The judges – panel head Rivka Friedman-Feldman, Moshe Bar-Am and Oded Shaham – ruled that in this second hearing only the defense attorneys would be present, not the accused.

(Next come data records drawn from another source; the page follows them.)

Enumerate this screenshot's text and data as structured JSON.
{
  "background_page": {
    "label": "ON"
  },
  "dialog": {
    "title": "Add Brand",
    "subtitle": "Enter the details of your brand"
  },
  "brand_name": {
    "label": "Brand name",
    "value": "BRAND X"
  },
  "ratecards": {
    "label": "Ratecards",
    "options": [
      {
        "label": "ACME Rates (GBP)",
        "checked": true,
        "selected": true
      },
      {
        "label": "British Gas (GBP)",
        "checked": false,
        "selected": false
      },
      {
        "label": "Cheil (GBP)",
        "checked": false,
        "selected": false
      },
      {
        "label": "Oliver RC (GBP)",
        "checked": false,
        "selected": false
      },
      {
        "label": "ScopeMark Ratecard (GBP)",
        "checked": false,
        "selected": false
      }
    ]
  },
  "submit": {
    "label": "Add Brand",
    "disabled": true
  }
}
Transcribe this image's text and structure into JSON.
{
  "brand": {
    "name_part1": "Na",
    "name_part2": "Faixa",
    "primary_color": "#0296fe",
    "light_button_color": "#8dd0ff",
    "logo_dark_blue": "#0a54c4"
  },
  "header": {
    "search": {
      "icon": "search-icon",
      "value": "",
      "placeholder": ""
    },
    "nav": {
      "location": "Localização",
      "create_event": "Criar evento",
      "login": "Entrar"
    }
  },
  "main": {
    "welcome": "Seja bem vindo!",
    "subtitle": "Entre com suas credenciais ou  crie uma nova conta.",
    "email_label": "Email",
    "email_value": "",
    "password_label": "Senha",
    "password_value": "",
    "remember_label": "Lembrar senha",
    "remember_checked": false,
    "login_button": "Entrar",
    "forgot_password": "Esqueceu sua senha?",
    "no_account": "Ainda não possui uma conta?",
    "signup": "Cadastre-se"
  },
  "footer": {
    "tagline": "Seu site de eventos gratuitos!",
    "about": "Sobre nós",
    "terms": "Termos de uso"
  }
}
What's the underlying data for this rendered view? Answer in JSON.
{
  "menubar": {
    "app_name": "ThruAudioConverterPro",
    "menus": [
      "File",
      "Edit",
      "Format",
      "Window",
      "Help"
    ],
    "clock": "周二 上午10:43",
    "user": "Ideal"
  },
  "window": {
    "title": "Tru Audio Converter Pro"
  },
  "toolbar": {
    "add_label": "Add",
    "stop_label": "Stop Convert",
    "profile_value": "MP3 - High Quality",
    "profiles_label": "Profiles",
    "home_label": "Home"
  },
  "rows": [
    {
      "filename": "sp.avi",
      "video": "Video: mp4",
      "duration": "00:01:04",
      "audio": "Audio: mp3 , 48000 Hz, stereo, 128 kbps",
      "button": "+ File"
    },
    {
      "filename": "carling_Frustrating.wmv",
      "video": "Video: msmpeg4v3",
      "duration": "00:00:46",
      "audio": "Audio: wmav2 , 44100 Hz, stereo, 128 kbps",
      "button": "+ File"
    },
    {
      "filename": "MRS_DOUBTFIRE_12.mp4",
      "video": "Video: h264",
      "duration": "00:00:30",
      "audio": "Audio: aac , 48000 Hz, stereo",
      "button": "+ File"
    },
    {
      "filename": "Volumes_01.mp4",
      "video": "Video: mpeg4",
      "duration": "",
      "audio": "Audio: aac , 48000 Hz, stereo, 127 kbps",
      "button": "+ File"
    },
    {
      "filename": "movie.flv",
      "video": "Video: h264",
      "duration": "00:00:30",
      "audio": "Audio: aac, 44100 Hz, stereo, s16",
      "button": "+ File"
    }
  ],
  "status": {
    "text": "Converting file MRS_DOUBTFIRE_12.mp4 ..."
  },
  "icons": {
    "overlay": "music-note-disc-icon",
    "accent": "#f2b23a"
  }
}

In the previous hearing Fettman argued that the evidentiary phase of the trial should begin only in March of 2021. Attorneys Jack Chen and Michal Rosen-Ozer, who are representing Shaul and Iris Elovitch, respectively, and attorney Navit Negev, representing Arnon Mozes, Netanyahu’s co-defendants, also pointed out the extent of the investigative material.
The prosecutor in the Netanyahu case, Deputy State Attorney Liat Ben-Ari, told the court: “Had we started today I would have said we need three to four months [to study the materials], but this case was not born today.” Ben-Ari said Netanyahu’s attorneys had received “the core of the investigative material over a year ago” and that “his attorneys are the same attorneys,” adding that Hadad “was there all along the way.” Ben-Ari requested that the first hearing of the evidentiary phase be held as soon as possible, and said it was in the public interest to do so.
Rosen-Ozer, who is representing Iris Elovitch, countered that on the contrary, it is in the public interest for the defense to properly prepare to defend the accused. “We did not come to delay, but to do the extensive work, and discern the difficulties, and these things take real time,” Rosen-Ozer said. “This is not a tug of war with the prosecution. Part of the public interest is the right to a fair trial and the prosecution had much more time than we did. And that doesn’t include the huge amount of digital material – video and audio, to transcribe it a tera disk [a terabyte of drive space] was needed, and that’s a huge amount.”